Pokemon GO has been viral since its release date in July 2016 – you may have even been on the receiving end of some of those who have got themselves into a spot of bother, such as the group of teenage boys who entered an underground cave network to search for Pokemon and got stuck 100ft below ground and awaited rescue. Luckily they were unharmed, but unfortunately there are increasing reports of those who have come to harm whilst playing, such as a man who stepped into busy traffic in Ireland and two men who fell down a cliff in California.
One of the main features of the game is its use of Augmented Reality (AR), a technology were a view of the real world is augmented by computer generated data. This could be in the form of images, sounds, videos, and is different to virtual reality where the world itself is also simulated. AR also generally occurs in real time through overlays which appear on the device being used, and when the device is moved, the images change to reflect this. AR has taken on many forms in recent years, through utilisation in real-world map overlays, technology such as Google Glass, flight simulations, entertainment, and even medical devices. With the recent popularity and success of Pokemon GO, we can only expect companies to find more way to insert AR into our everyday lives.

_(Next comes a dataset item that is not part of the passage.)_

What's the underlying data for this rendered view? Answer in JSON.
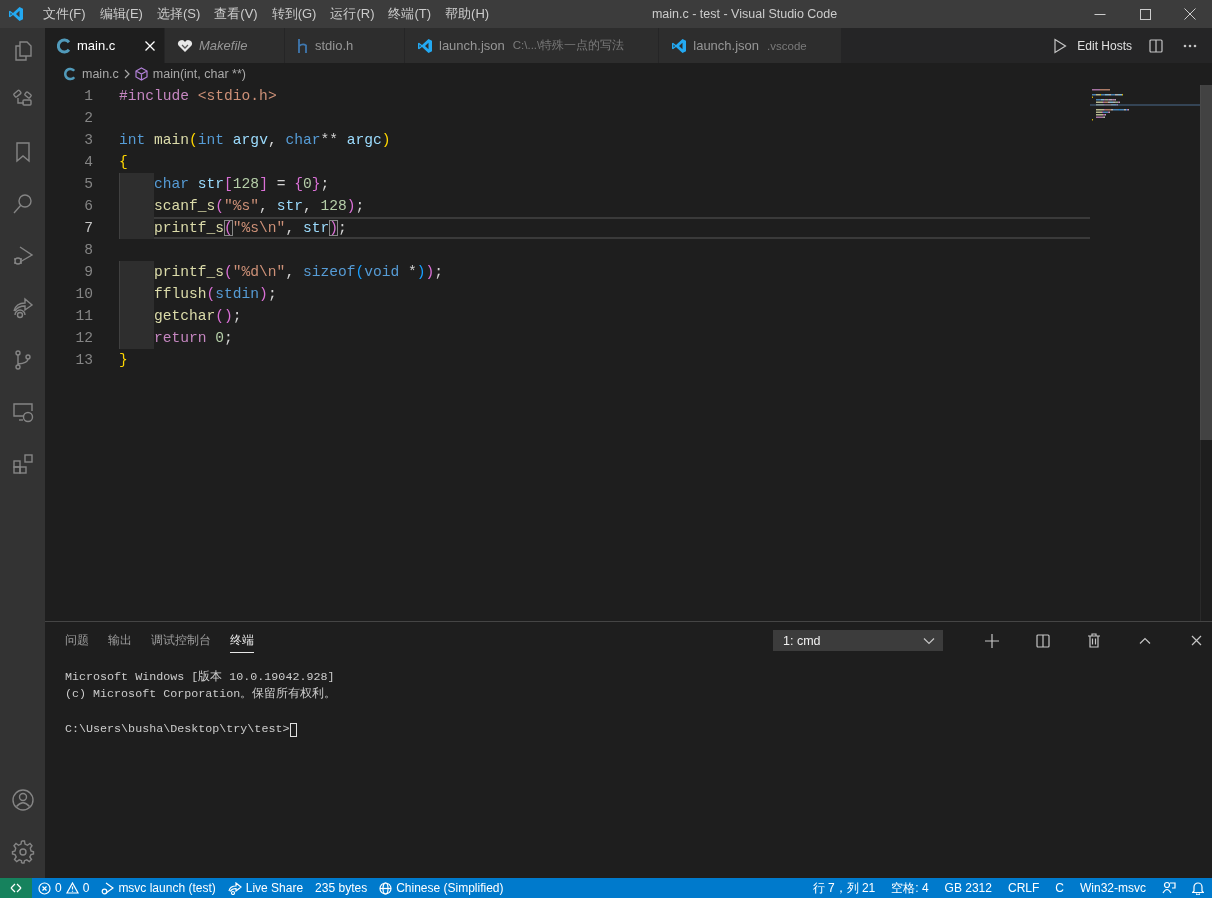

A simple, yet affective way in which AR is being experimented with is for the use in immersions therapy for overcoming phobias. Patients undergoing the procedure war goggles which can overlay images of small insects or animals, such as cockroaches, rats or spiders in their hands or around the person. This can be used as a means of overcoming phobia on its own, or as an intermediary step to physical exposure. Trials comparing in-vivo exposure versus augmented reality exposure, despite small numbers, show good outcomes and positive experiences from the patients.
There are many concepts in skill mastery, one of which is that of deliberate practice. The amount of practice you do certainly helps, but just as important is the quality. Deliberate practice involves repeatedly performing the same skills, using methods aimed at your current level, with the aim of improving performance through immediate feedback. Gaining feedback after each repetition allows small changes to be made. There are many technical skills we perform on a day to day basis, and practising these wisely can make a huge difference. But where does AR fit into this?
Surgical educators are experimenting with augmented reality technology to aid in teaching and learning surgical procedures. When practising laparoscopic surgery, realistic haptic feedback is crucial for learners to progress in improving their skills. Such feedback allows students to engage in deliberate practice independently, and although a surgical tutor in the room is helpful, using technology can provide immediate objective feedback. A quick PubMed search for augmented reality in surgery shows that laparoscopic surgery is not the only focus of research efforts. Real time image overlay could help to integrate what are usually two-dimensional radiological images with the the three-dimensional human form. Groups are also looking into using AR to assist with maxillofacial, orthopaedic, cardiac, and neurosurgery. The main theme appears to be locating lesions, but one interesting study looks into using the technology to aid in K-wire placement in orthopaedic surgery. This has the potential to reduce radiation load, and increase surgical efficiency. Augmented reality could also help with other procedures such as percutaneous interventions and nerve blocks. It will be interesting to see how the technology progresses, as there already seems to be a lot of interest in its integration with medicine and education.
The UK are using augmented reality as part of the induction process for new doctors. Sadly I can’t find any literature, but the premise was that new starters could go on a self-guided tour. At certain points in the hospital they use software on their phone to view and listen to videos of staff describing whichever area they were in and showing them around. Overlays on the screen could give them important information, and guide them to the next point on the tour – this is probably a much more interactive and engaging way to learn the layout of your workplace than currently happens.
As for the Emergency Department, vascular access, nerve blockade and fracture manipulation would suggest themselves as ideal applications for AR. You could even wear glasses which recognise patients’ faces, automatically pulling up their name, age, presenting complaint, and most recent observations, overlaying these against the real world in real time. Medical and nursing staff alike could be alerted to urgent jobs, patients with high early warning scores, or simply the next patient to be seen, just by a message in the corner of your eye. It’s sounding futuristic now, but the technology is there (or nearly there), it’s just a case of finding a way to use it that enhances our working lives.
My final thoughts are that Augmented reality is the new kid on the block, and with the many ways it is finding a path into medicine, surgery and education, it is a technology to be embraced and investigated, and can only improve with time. If you’ve had any experience with AR, it would be great to hear about it. If not, I’m sure it will work its way into your medical life in the next decade.